Juana passed on her news to the remaining townsfolk. Then, she rallied the women of the town under her command, and together they set a trap for the approaching French army. As the soldiers reached the town, women positioned in the upper stories of houses dumped pots of boiling water onto the heads of the passing soldiers. Others poured cauldrons of boiling oil onto the roads to limit the passage of the cavalry. Then, while the French recovered from this surprising and painful welcome to Valdepenas, Juana sprang into action.

Juana led the rest of the women against the French troop, armed only with a baton or according to some versions a cast iron stew pot. None of the other women were any better armed. Despite this, bravery and determination won the day. In what became known as The Battle of Valdepenas, the women were able to beat back the soaked and overwhelmed French army. The troops retreated from Valdepenas, never to return.

Juana Galan: A Spanish Heroine of the Peninsula War
Battle of Bailen by Jose Casado del Alisal c.1864. Wikimedia Commons. Public Domain

The Legacy of Juana Galan

The brave actions of the women of Valdepenas under the leadership of Juana Galan on June 8 1808 meant that not only did Valdepenas escape the French but so to did the whole of the region of La Mancha for the time being. The battle also ensured that the French reinforcements never made it to their final destination, therefore aiding the Spanish in their decisive victory at the Battle of Bailen. This battle severely set back the Napoleonic cause in Spain, forcing the defeated general, Dupont to surrender 18,000 men and for a time the French abandonment of much of Spain. Bailen had the added humiliation of being the first ever open field defeat of Napoleon.

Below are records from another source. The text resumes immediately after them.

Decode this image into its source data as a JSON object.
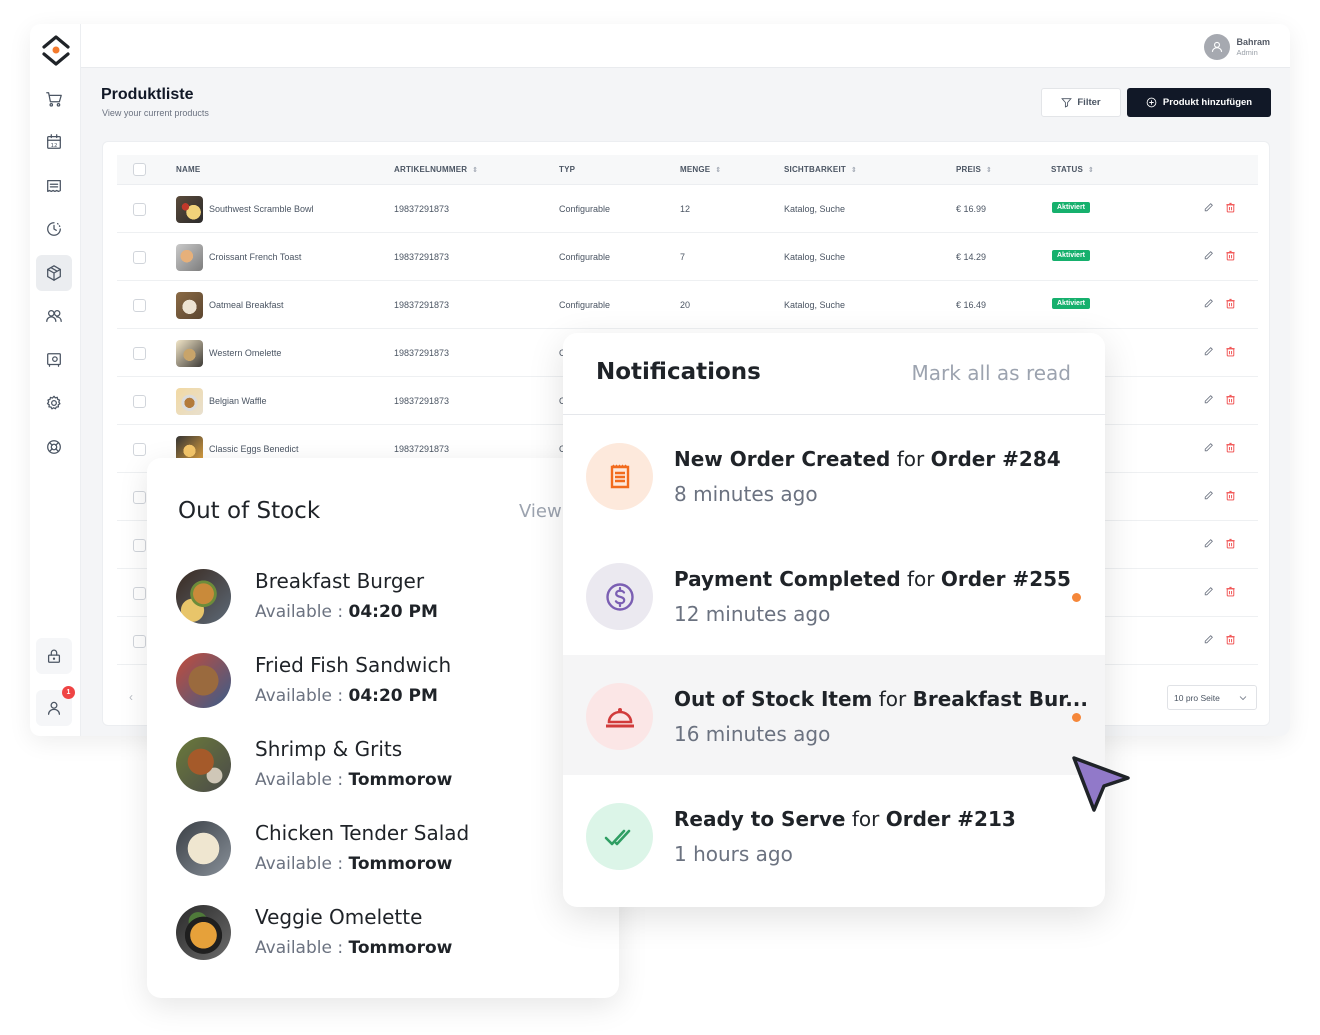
{
  "user": {
    "name": "Bahram",
    "role": "Admin"
  },
  "page": {
    "title": "Produktliste",
    "subtitle": "View your current products"
  },
  "toolbar": {
    "filter_label": "Filter",
    "add_label": "Produkt hinzufügen"
  },
  "sidebar": {
    "items": [
      {
        "icon": "cart-icon"
      },
      {
        "icon": "calendar-icon",
        "text": "12"
      },
      {
        "icon": "receipt-icon"
      },
      {
        "icon": "clock-icon"
      },
      {
        "icon": "box-icon",
        "active": true
      },
      {
        "icon": "users-icon"
      },
      {
        "icon": "safe-icon"
      },
      {
        "icon": "gear-icon"
      },
      {
        "icon": "lifebuoy-icon"
      }
    ],
    "bottom": [
      {
        "icon": "lock-icon"
      },
      {
        "icon": "user-icon",
        "badge": "1"
      }
    ]
  },
  "table": {
    "columns": [
      "NAME",
      "ARTIKELNUMMER",
      "TYP",
      "MENGE",
      "SICHTBARKEIT",
      "PREIS",
      "STATUS"
    ],
    "sortable": [
      false,
      true,
      false,
      true,
      true,
      true,
      true
    ],
    "rows": [
      {
        "name": "Southwest Scramble Bowl",
        "sku": "19837291873",
        "type": "Configurable",
        "qty": "12",
        "visibility": "Katalog, Suche",
        "price": "€ 16.99",
        "status": "Aktiviert"
      },
      {
        "name": "Croissant French Toast",
        "sku": "19837291873",
        "type": "Configurable",
        "qty": "7",
        "visibility": "Katalog, Suche",
        "price": "€ 14.29",
        "status": "Aktiviert"
      },
      {
        "name": "Oatmeal Breakfast",
        "sku": "19837291873",
        "type": "Configurable",
        "qty": "20",
        "visibility": "Katalog, Suche",
        "price": "€ 16.49",
        "status": "Aktiviert"
      },
      {
        "name": "Western Omelette",
        "sku": "19837291873",
        "type": "C"
      },
      {
        "name": "Belgian Waffle",
        "sku": "19837291873",
        "type": "C"
      },
      {
        "name": "Classic Eggs Benedict",
        "sku": "19837291873",
        "type": "C"
      },
      {},
      {},
      {},
      {}
    ],
    "per_page": "10 pro Seite"
  },
  "out_of_stock": {
    "title": "Out of Stock",
    "view_label": "View",
    "available_label": "Available : ",
    "items": [
      {
        "name": "Breakfast Burger",
        "available": "04:20 PM"
      },
      {
        "name": "Fried Fish Sandwich",
        "available": "04:20 PM"
      },
      {
        "name": "Shrimp & Grits",
        "available": "Tommorow"
      },
      {
        "name": "Chicken Tender Salad",
        "available": "Tommorow"
      },
      {
        "name": "Veggie Omelette",
        "available": "Tommorow"
      }
    ]
  },
  "notifications": {
    "title": "Notifications",
    "mark_all": "Mark all as read",
    "items": [
      {
        "event": "New Order Created",
        "for": " for ",
        "target": "Order #284",
        "time": "8 minutes ago",
        "icon": "receipt-icon",
        "unread": false,
        "color": "#f26b1d",
        "bg": "#fde9dc"
      },
      {
        "event": "Payment Completed",
        "for": " for ",
        "target": "Order #255",
        "time": "12 minutes ago",
        "icon": "dollar-icon",
        "unread": true,
        "color": "#7b5fb3",
        "bg": "#ebe9f0"
      },
      {
        "event": "Out of Stock Item",
        "for": " for ",
        "target": "Breakfast Bur...",
        "time": "16 minutes ago",
        "icon": "cloche-icon",
        "unread": true,
        "color": "#d13b3b",
        "bg": "#fbe6e6"
      },
      {
        "event": "Ready to Serve",
        "for": " for ",
        "target": "Order #213",
        "time": "1 hours ago",
        "icon": "double-check-icon",
        "unread": false,
        "color": "#2f9e63",
        "bg": "#dcf5e8"
      }
    ]
  },
  "colors": {
    "accent": "#111827",
    "status_green": "#16b06d",
    "unread_dot": "#f5873a",
    "cursor": "#9179c9"
  }
}
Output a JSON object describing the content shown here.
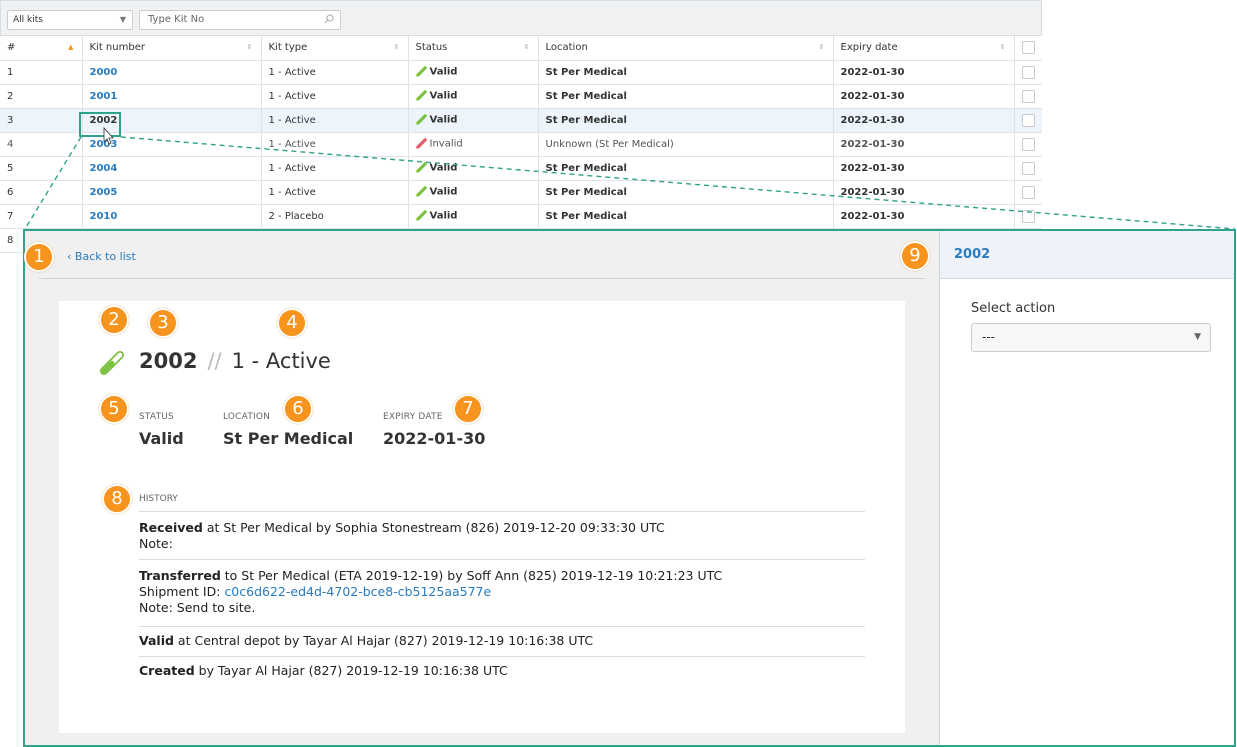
{
  "toolbar": {
    "kit_filter": "All kits",
    "search_placeholder": "Type Kit No"
  },
  "table": {
    "columns": [
      "#",
      "Kit number",
      "Kit type",
      "Status",
      "Location",
      "Expiry date"
    ],
    "rows": [
      {
        "idx": "1",
        "kit": "2000",
        "type": "1 - Active",
        "status": "Valid",
        "location": "St Per Medical",
        "expiry": "2022-01-30"
      },
      {
        "idx": "2",
        "kit": "2001",
        "type": "1 - Active",
        "status": "Valid",
        "location": "St Per Medical",
        "expiry": "2022-01-30"
      },
      {
        "idx": "3",
        "kit": "2002",
        "type": "1 - Active",
        "status": "Valid",
        "location": "St Per Medical",
        "expiry": "2022-01-30"
      },
      {
        "idx": "4",
        "kit": "2003",
        "type": "1 - Active",
        "status": "Invalid",
        "location": "Unknown (St Per Medical)",
        "expiry": "2022-01-30"
      },
      {
        "idx": "5",
        "kit": "2004",
        "type": "1 - Active",
        "status": "Valid",
        "location": "St Per Medical",
        "expiry": "2022-01-30"
      },
      {
        "idx": "6",
        "kit": "2005",
        "type": "1 - Active",
        "status": "Valid",
        "location": "St Per Medical",
        "expiry": "2022-01-30"
      },
      {
        "idx": "7",
        "kit": "2010",
        "type": "2 - Placebo",
        "status": "Valid",
        "location": "St Per Medical",
        "expiry": "2022-01-30"
      },
      {
        "idx": "8",
        "kit": "",
        "type": "",
        "status": "",
        "location": "",
        "expiry": ""
      }
    ]
  },
  "detail": {
    "back_label": "Back to list",
    "kit_number": "2002",
    "separator": "//",
    "kit_type": "1 - Active",
    "status_label": "STATUS",
    "status_value": "Valid",
    "location_label": "LOCATION",
    "location_value": "St Per Medical",
    "expiry_label": "EXPIRY DATE",
    "expiry_value": "2022-01-30",
    "history_label": "HISTORY",
    "history": [
      {
        "action": "Received",
        "text": " at St Per Medical by Sophia Stonestream (826) 2019-12-20 09:33:30 UTC",
        "line2": "Note:"
      },
      {
        "action": "Transferred",
        "text": " to St Per Medical (ETA 2019-12-19) by Soff Ann (825) 2019-12-19 10:21:23 UTC",
        "line2_prefix": "Shipment ID: ",
        "line2_link": "c0c6d622-ed4d-4702-bce8-cb5125aa577e",
        "line3": "Note: Send to site."
      },
      {
        "action": "Valid",
        "text": " at Central depot by Tayar Al Hajar (827) 2019-12-19 10:16:38 UTC"
      },
      {
        "action": "Created",
        "text": " by Tayar Al Hajar (827) 2019-12-19 10:16:38 UTC"
      }
    ]
  },
  "side": {
    "title": "2002",
    "select_label": "Select action",
    "select_value": "---"
  },
  "badges": [
    "1",
    "2",
    "3",
    "4",
    "5",
    "6",
    "7",
    "8",
    "9"
  ],
  "colors": {
    "accent_green": "#2ea28b",
    "badge_orange": "#f7941d",
    "link_blue": "#2a7bbf",
    "valid_pill": "#7cc242",
    "invalid_pill": "#e25b6b"
  }
}
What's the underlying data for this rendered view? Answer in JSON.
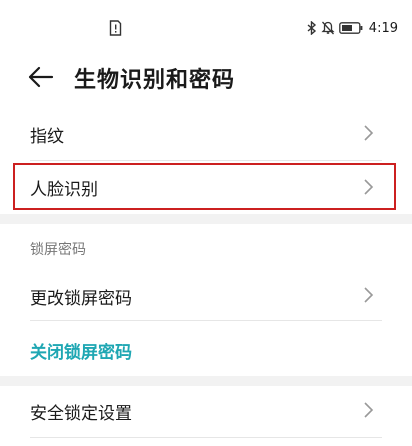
{
  "status_bar": {
    "time": "4:19",
    "icons": [
      "sim-alert-icon",
      "bluetooth-icon",
      "mute-icon",
      "battery-icon"
    ]
  },
  "header": {
    "title": "生物识别和密码",
    "back_icon": "arrow-left-icon"
  },
  "biometrics": {
    "fingerprint_label": "指纹",
    "face_label": "人脸识别"
  },
  "lock_screen": {
    "section_label": "锁屏密码",
    "change_label": "更改锁屏密码",
    "disable_label": "关闭锁屏密码"
  },
  "security": {
    "lock_settings_label": "安全锁定设置"
  },
  "colors": {
    "accent": "#1fa7b3",
    "highlight": "#cc2020",
    "divider": "#e6e6e6",
    "section_gap": "#f2f2f2",
    "secondary_text": "#777777"
  }
}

However, these victories were not to last. In November 1808, the French reclaimed Madrid from the Spanish and their allies and began a long war of attrition with the guerrilla forces across the rest of Spain. Some of the inhabitants on Valdepenas joined the guerrilla forces. Finally, in 1814 their effort paid off when the guerillas and their European allies finally liberated Spain from the French. King Ferdinand was restored to the Spanish throne. He personally acknowledged the bravery of Valdepenas, granting the town the title “Very Heroic.”

Juana Galan: A Spanish Heroine of the Peninsula War
Statue of “La Galana” in Valdepeñas (Spain) by the sculptor Javier Galán in 2008. Wikimedia Commons. Creative Commons Attribution-Share Alike 4.0 International, 3.0 Unported, 2.5 Generic, 2.0 Generic and 1.0 Generic license.

Sadly, however, Juana Galan or “La Galana” as she became known did not live to see this final victory over the French. On May 2, 1810, she had married a fellow resident of Valdepenas, Bartolome Ruiz de Lerma. The couple had two daughters together. However, on September 24, 1812, La Galana died, giving birth to her second child. On this same day, La Mancha was officially liberated from Napoleonic rule.

However, the legacy of La Galana lives on. Today she is remembered as a heroine of Valdepenas, commemorated by a statue in the town by Francisco Javier Galan depicting her armed with a baton. However, the fame of La Galana and her heroic efforts in the early part of the Spanish War of Independence have not been forgotten over the rest of Spain. For Juana Galan is remembered to this day as a Spanish patriot, a symbol of resistance against oppression and a feminist hero.

 

Where Do we get this stuff? Here are our sources:

The French invasion of Spain, February-May 1808, History of War.org

Napoleon’s Total War, History Net, July 3, 2007

Juana Galán, Bad Ass Ladies of History, June 8, 2014

The Peninsular War: The Complete Companion to the Iberian Campaigns 1807-14 (2005)

Philip Haythornthwaite, Brassey’s Almanac, 2005

Advertisement